_TASK INSTRUCTIONS_.
Among the entries below, find each line with "description" and show it.

═══ DATASET

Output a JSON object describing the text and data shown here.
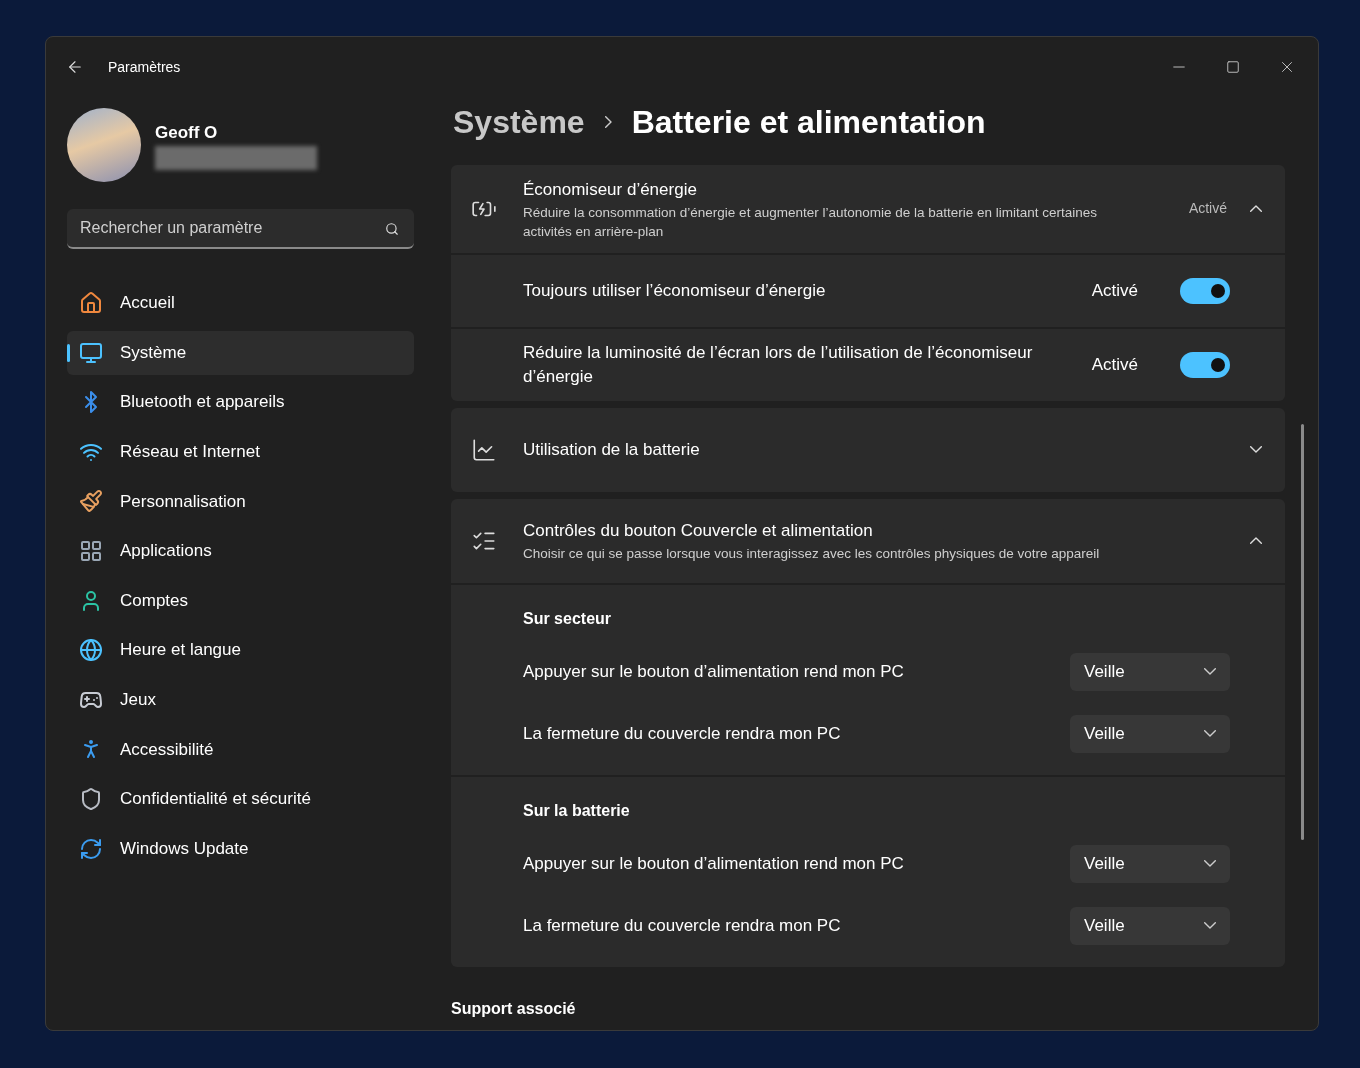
{
  "window": {
    "title": "Paramètres"
  },
  "user": {
    "name": "Geoff O"
  },
  "search": {
    "placeholder": "Rechercher un paramètre"
  },
  "nav": [
    {
      "label": "Accueil",
      "selected": false
    },
    {
      "label": "Système",
      "selected": true
    },
    {
      "label": "Bluetooth et appareils",
      "selected": false
    },
    {
      "label": "Réseau et Internet",
      "selected": false
    },
    {
      "label": "Personnalisation",
      "selected": false
    },
    {
      "label": "Applications",
      "selected": false
    },
    {
      "label": "Comptes",
      "selected": false
    },
    {
      "label": "Heure et langue",
      "selected": false
    },
    {
      "label": "Jeux",
      "selected": false
    },
    {
      "label": "Accessibilité",
      "selected": false
    },
    {
      "label": "Confidentialité et sécurité",
      "selected": false
    },
    {
      "label": "Windows Update",
      "selected": false
    }
  ],
  "breadcrumb": {
    "parent": "Système",
    "current": "Batterie et alimentation"
  },
  "sections": [
    {
      "title": "Économiseur d’énergie",
      "description": "Réduire la consommation d’énergie et augmenter l’autonomie de la batterie en limitant certaines activités en arrière-plan",
      "status": "Activé",
      "expanded": true,
      "rows": [
        {
          "label": "Toujours utiliser l’économiseur d’énergie",
          "status": "Activé",
          "on": true
        },
        {
          "label": "Réduire la luminosité de l’écran lors de l’utilisation de l’économiseur d’énergie",
          "status": "Activé",
          "on": true
        }
      ]
    },
    {
      "title": "Utilisation de la batterie",
      "expanded": false
    },
    {
      "title": "Contrôles du bouton Couvercle et alimentation",
      "description": "Choisir ce qui se passe lorsque vous interagissez avec les contrôles physiques de votre appareil",
      "expanded": true,
      "groups": [
        {
          "heading": "Sur secteur",
          "rows": [
            {
              "label": "Appuyer sur le bouton d’alimentation rend mon PC",
              "value": "Veille"
            },
            {
              "label": "La fermeture du couvercle rendra mon PC",
              "value": "Veille"
            }
          ]
        },
        {
          "heading": "Sur la batterie",
          "rows": [
            {
              "label": "Appuyer sur le bouton d’alimentation rend mon PC",
              "value": "Veille"
            },
            {
              "label": "La fermeture du couvercle rendra mon PC",
              "value": "Veille"
            }
          ]
        }
      ]
    }
  ],
  "footer_heading": "Support associé"
}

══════

_ANSWER BOX_.
      "description": "Réduire la consommation d’énergie et augmenter l’autonomie de la batterie en limitant certaines activités en arrière-plan",
      "description": "Choisir ce qui se passe lorsque vous interagissez avec les contrôles physiques de votre appareil",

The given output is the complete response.